• The data
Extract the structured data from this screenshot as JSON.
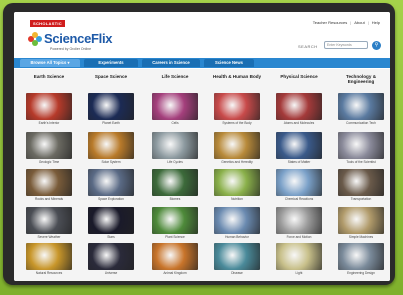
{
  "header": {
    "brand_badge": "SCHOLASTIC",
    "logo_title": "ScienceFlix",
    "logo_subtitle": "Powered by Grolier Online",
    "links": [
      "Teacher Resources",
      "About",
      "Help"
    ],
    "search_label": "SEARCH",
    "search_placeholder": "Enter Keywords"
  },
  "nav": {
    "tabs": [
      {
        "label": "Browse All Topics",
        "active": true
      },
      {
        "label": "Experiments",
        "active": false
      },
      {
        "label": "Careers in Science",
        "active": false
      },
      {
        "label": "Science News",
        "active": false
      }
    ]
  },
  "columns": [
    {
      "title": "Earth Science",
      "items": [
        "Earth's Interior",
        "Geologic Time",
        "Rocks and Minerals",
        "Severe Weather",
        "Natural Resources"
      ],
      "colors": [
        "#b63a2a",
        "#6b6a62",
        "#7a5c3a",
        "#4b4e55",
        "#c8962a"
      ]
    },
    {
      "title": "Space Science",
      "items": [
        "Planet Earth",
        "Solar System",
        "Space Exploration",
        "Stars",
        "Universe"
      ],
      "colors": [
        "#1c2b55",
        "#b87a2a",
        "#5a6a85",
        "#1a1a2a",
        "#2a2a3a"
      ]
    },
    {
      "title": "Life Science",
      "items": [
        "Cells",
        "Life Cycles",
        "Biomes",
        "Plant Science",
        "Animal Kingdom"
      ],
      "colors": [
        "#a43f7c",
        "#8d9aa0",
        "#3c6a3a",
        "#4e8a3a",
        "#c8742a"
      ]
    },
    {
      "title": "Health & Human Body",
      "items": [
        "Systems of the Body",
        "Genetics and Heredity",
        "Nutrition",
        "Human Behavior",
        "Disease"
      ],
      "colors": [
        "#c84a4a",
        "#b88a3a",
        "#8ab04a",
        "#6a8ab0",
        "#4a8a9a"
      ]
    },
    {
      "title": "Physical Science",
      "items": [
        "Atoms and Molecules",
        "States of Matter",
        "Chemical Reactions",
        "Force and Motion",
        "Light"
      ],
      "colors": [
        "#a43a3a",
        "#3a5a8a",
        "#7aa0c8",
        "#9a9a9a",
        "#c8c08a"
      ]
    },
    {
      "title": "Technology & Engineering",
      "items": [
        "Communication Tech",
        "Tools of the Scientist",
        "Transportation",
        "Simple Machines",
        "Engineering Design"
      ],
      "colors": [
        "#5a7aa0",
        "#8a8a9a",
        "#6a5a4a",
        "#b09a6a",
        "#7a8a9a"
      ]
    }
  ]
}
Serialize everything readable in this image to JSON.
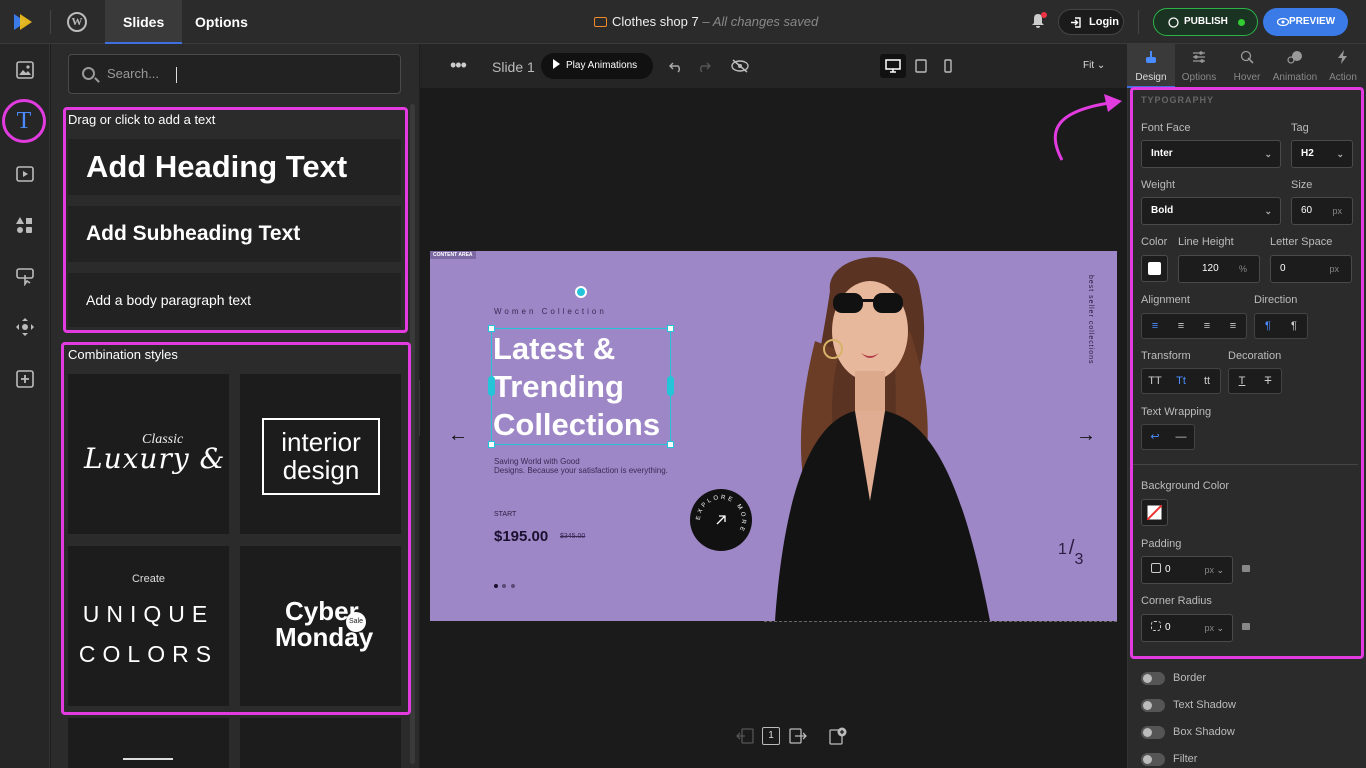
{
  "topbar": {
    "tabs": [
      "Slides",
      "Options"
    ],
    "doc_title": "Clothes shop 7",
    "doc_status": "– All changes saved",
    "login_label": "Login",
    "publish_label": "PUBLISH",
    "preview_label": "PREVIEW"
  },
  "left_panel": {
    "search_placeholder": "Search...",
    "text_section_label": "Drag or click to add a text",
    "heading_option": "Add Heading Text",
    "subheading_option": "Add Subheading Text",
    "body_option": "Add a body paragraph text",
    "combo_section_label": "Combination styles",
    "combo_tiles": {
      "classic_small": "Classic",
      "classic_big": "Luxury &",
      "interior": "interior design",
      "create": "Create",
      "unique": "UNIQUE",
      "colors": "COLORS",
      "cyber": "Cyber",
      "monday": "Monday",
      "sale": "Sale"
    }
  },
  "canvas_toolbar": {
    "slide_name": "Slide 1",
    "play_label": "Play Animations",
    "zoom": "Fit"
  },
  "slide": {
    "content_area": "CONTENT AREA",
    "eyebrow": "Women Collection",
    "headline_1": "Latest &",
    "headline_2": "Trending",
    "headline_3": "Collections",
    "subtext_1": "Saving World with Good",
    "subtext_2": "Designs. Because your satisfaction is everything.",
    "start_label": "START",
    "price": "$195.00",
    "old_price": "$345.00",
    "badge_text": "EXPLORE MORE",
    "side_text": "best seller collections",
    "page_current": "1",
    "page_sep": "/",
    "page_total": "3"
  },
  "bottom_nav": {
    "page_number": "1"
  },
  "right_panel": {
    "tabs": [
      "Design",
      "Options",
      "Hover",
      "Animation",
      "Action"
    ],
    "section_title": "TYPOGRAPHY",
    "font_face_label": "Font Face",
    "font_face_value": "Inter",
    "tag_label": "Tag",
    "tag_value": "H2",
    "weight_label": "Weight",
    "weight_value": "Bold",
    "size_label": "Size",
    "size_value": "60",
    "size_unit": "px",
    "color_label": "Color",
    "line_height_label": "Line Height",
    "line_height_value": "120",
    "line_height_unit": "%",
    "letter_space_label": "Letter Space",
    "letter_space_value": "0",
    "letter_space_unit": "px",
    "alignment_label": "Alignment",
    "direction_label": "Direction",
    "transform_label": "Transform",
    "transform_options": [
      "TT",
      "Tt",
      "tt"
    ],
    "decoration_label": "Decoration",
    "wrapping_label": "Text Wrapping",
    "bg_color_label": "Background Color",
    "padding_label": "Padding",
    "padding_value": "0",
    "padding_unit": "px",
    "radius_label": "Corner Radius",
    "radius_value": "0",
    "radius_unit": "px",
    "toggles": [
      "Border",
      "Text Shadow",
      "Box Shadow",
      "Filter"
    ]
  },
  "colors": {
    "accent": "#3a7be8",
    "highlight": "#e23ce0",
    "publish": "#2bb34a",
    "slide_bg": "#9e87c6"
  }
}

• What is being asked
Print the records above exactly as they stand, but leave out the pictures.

• Response to this exercise
Extract the structured data from this screenshot as JSON.
{
  "header": {
    "brand_badge": "SCHOLASTIC",
    "logo_title": "ScienceFlix",
    "logo_subtitle": "Powered by Grolier Online",
    "links": [
      "Teacher Resources",
      "About",
      "Help"
    ],
    "search_label": "SEARCH",
    "search_placeholder": "Enter Keywords"
  },
  "nav": {
    "tabs": [
      {
        "label": "Browse All Topics",
        "active": true
      },
      {
        "label": "Experiments",
        "active": false
      },
      {
        "label": "Careers in Science",
        "active": false
      },
      {
        "label": "Science News",
        "active": false
      }
    ]
  },
  "columns": [
    {
      "title": "Earth Science",
      "items": [
        "Earth's Interior",
        "Geologic Time",
        "Rocks and Minerals",
        "Severe Weather",
        "Natural Resources"
      ],
      "colors": [
        "#b63a2a",
        "#6b6a62",
        "#7a5c3a",
        "#4b4e55",
        "#c8962a"
      ]
    },
    {
      "title": "Space Science",
      "items": [
        "Planet Earth",
        "Solar System",
        "Space Exploration",
        "Stars",
        "Universe"
      ],
      "colors": [
        "#1c2b55",
        "#b87a2a",
        "#5a6a85",
        "#1a1a2a",
        "#2a2a3a"
      ]
    },
    {
      "title": "Life Science",
      "items": [
        "Cells",
        "Life Cycles",
        "Biomes",
        "Plant Science",
        "Animal Kingdom"
      ],
      "colors": [
        "#a43f7c",
        "#8d9aa0",
        "#3c6a3a",
        "#4e8a3a",
        "#c8742a"
      ]
    },
    {
      "title": "Health & Human Body",
      "items": [
        "Systems of the Body",
        "Genetics and Heredity",
        "Nutrition",
        "Human Behavior",
        "Disease"
      ],
      "colors": [
        "#c84a4a",
        "#b88a3a",
        "#8ab04a",
        "#6a8ab0",
        "#4a8a9a"
      ]
    },
    {
      "title": "Physical Science",
      "items": [
        "Atoms and Molecules",
        "States of Matter",
        "Chemical Reactions",
        "Force and Motion",
        "Light"
      ],
      "colors": [
        "#a43a3a",
        "#3a5a8a",
        "#7aa0c8",
        "#9a9a9a",
        "#c8c08a"
      ]
    },
    {
      "title": "Technology & Engineering",
      "items": [
        "Communication Tech",
        "Tools of the Scientist",
        "Transportation",
        "Simple Machines",
        "Engineering Design"
      ],
      "colors": [
        "#5a7aa0",
        "#8a8a9a",
        "#6a5a4a",
        "#b09a6a",
        "#7a8a9a"
      ]
    }
  ]
}
Serialize everything readable in this image to JSON.
{
  "topbar": {
    "tabs": [
      "Slides",
      "Options"
    ],
    "doc_title": "Clothes shop 7",
    "doc_status": "– All changes saved",
    "login_label": "Login",
    "publish_label": "PUBLISH",
    "preview_label": "PREVIEW"
  },
  "left_panel": {
    "search_placeholder": "Search...",
    "text_section_label": "Drag or click to add a text",
    "heading_option": "Add Heading Text",
    "subheading_option": "Add Subheading Text",
    "body_option": "Add a body paragraph text",
    "combo_section_label": "Combination styles",
    "combo_tiles": {
      "classic_small": "Classic",
      "classic_big": "Luxury &",
      "interior": "interior design",
      "create": "Create",
      "unique": "UNIQUE",
      "colors": "COLORS",
      "cyber": "Cyber",
      "monday": "Monday",
      "sale": "Sale"
    }
  },
  "canvas_toolbar": {
    "slide_name": "Slide 1",
    "play_label": "Play Animations",
    "zoom": "Fit"
  },
  "slide": {
    "content_area": "CONTENT AREA",
    "eyebrow": "Women Collection",
    "headline_1": "Latest &",
    "headline_2": "Trending",
    "headline_3": "Collections",
    "subtext_1": "Saving World with Good",
    "subtext_2": "Designs. Because your satisfaction is everything.",
    "start_label": "START",
    "price": "$195.00",
    "old_price": "$345.00",
    "badge_text": "EXPLORE MORE",
    "side_text": "best seller collections",
    "page_current": "1",
    "page_sep": "/",
    "page_total": "3"
  },
  "bottom_nav": {
    "page_number": "1"
  },
  "right_panel": {
    "tabs": [
      "Design",
      "Options",
      "Hover",
      "Animation",
      "Action"
    ],
    "section_title": "TYPOGRAPHY",
    "font_face_label": "Font Face",
    "font_face_value": "Inter",
    "tag_label": "Tag",
    "tag_value": "H2",
    "weight_label": "Weight",
    "weight_value": "Bold",
    "size_label": "Size",
    "size_value": "60",
    "size_unit": "px",
    "color_label": "Color",
    "line_height_label": "Line Height",
    "line_height_value": "120",
    "line_height_unit": "%",
    "letter_space_label": "Letter Space",
    "letter_space_value": "0",
    "letter_space_unit": "px",
    "alignment_label": "Alignment",
    "direction_label": "Direction",
    "transform_label": "Transform",
    "transform_options": [
      "TT",
      "Tt",
      "tt"
    ],
    "decoration_label": "Decoration",
    "wrapping_label": "Text Wrapping",
    "bg_color_label": "Background Color",
    "padding_label": "Padding",
    "padding_value": "0",
    "padding_unit": "px",
    "radius_label": "Corner Radius",
    "radius_value": "0",
    "radius_unit": "px",
    "toggles": [
      "Border",
      "Text Shadow",
      "Box Shadow",
      "Filter"
    ]
  },
  "colors": {
    "accent": "#3a7be8",
    "highlight": "#e23ce0",
    "publish": "#2bb34a",
    "slide_bg": "#9e87c6"
  }
}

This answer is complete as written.